It took me a long time to obey the doctors..
— John Cleese (@JohnCleese) January 4, 2022
So when the 46 doctors said ' Try to stay off it ', I thought they were being funny
So if you get a similar problem…
Try to stay off it
— John Cleese (@JohnCleese) January 4, 2022
From Barry: a tweet showing state senator Scott Baldwin of Indiana, who later walked back his position (or rather, lack of a position). See him extricate his metatarsals from his mouth here.
I hoped that I was wrong, but instead my fears were confirmed.
Here is a sitting senator insisting teachers can only “provide instruction on the existence” of Nazism, but “we’ve gone too far when we take a position on” it pic.twitter.com/VJfKAuOFXX
— Matt Bockenfeld (@MrBTheTeach) January 6, 2022
From Ginger K. (I may have posted this before):
— Black Sparrow Hawk 🦅 (@CorbieCrow) December 12, 2021
From reader Frank: a cowardly d*g tries to sneak into a cat’s bailiwick:
Dog pulls off mission impawssible in cat's territory.🐕🐾🐈😂😂 pic.twitter.com/0fg2QOWG1s
— 𝕐o̴g̴ (@Yoda4ever) January 9, 2022
From reader Barry, who says “What is going on here?” I wrote my ant-biologist friend Phil Ward, who responded, ” These two ants are weaver ants (Oecophylla smaragdina), but I have no idea what they are doing with that plant structure and why. I guess they are treating it as a possible food item.”

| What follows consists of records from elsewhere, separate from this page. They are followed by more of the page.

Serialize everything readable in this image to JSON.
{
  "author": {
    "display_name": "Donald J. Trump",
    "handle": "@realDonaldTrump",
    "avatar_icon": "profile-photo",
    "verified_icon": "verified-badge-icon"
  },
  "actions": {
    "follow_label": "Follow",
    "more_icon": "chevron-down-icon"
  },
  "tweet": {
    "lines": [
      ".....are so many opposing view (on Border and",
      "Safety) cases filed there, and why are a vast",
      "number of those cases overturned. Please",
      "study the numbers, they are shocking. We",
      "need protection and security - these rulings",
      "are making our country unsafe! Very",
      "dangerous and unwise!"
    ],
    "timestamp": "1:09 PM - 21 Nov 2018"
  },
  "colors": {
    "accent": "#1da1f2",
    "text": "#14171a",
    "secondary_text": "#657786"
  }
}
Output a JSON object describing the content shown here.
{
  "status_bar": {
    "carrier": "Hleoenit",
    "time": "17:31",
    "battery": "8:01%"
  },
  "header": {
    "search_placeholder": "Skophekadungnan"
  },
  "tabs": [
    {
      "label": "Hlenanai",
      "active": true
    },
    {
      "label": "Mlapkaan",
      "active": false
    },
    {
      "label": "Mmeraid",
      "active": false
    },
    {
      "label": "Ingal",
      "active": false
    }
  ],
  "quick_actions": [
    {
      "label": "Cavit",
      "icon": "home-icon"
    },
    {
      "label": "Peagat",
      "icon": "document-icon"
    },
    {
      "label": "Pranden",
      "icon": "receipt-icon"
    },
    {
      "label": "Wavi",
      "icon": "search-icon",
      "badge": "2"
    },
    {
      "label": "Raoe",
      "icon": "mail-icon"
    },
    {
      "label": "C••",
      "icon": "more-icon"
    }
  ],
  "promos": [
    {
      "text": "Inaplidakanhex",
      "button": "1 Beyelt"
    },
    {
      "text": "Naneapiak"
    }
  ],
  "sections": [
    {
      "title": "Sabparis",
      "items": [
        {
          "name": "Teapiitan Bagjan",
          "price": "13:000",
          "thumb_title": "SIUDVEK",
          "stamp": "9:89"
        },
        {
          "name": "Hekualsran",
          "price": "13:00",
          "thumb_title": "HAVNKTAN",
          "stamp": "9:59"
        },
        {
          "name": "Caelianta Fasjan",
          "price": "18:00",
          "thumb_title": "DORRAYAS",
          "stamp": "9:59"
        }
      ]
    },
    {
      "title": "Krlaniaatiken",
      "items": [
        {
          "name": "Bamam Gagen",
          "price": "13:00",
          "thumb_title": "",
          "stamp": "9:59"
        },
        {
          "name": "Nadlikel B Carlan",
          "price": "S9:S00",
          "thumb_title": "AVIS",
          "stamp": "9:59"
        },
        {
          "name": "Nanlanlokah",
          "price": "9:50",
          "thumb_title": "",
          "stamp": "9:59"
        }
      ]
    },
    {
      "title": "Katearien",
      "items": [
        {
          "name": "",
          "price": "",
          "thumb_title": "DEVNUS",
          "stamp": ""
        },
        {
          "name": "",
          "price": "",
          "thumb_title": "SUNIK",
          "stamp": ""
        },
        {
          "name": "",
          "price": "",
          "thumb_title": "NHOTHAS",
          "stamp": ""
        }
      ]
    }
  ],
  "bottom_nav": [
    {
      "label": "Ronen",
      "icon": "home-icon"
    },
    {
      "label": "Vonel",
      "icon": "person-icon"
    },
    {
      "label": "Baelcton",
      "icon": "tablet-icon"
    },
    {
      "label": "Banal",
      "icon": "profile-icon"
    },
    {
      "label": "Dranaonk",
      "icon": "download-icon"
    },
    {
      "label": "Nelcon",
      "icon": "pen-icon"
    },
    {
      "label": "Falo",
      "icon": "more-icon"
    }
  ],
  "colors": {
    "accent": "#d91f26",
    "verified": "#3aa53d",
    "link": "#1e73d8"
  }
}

— Nature Inc. (@Nature_Incorp) January 9, 2022
Tweets from Matthew. This first one is really cool:
In another galaxy, a red super-giant (like Betelgeuse) was acting suspiciously and young researchers decided to keep an eye on it for 100+ days, and… paydirt! A Type II supernova! 1st time humanity collected data before the big event. Oh, the physics!https://t.co/56wvrGGbaO
— 𝐃𝐚𝐯𝐢𝐝 𝐁𝐫𝐢𝐧 🛰 (@DavidBrin) January 10, 2022
Here’s a video that purports to be a visualization of the nascent nebula, but surely part of it, if not all of it, is animated. Correct me if I’m wrong:
Repositioning in important work when a tiny box is your chosen bed pic.twitter.com/Vm9ChR4nd6
— Bodacious the Shepherd Cat (@1CatShepherd) January 4, 2022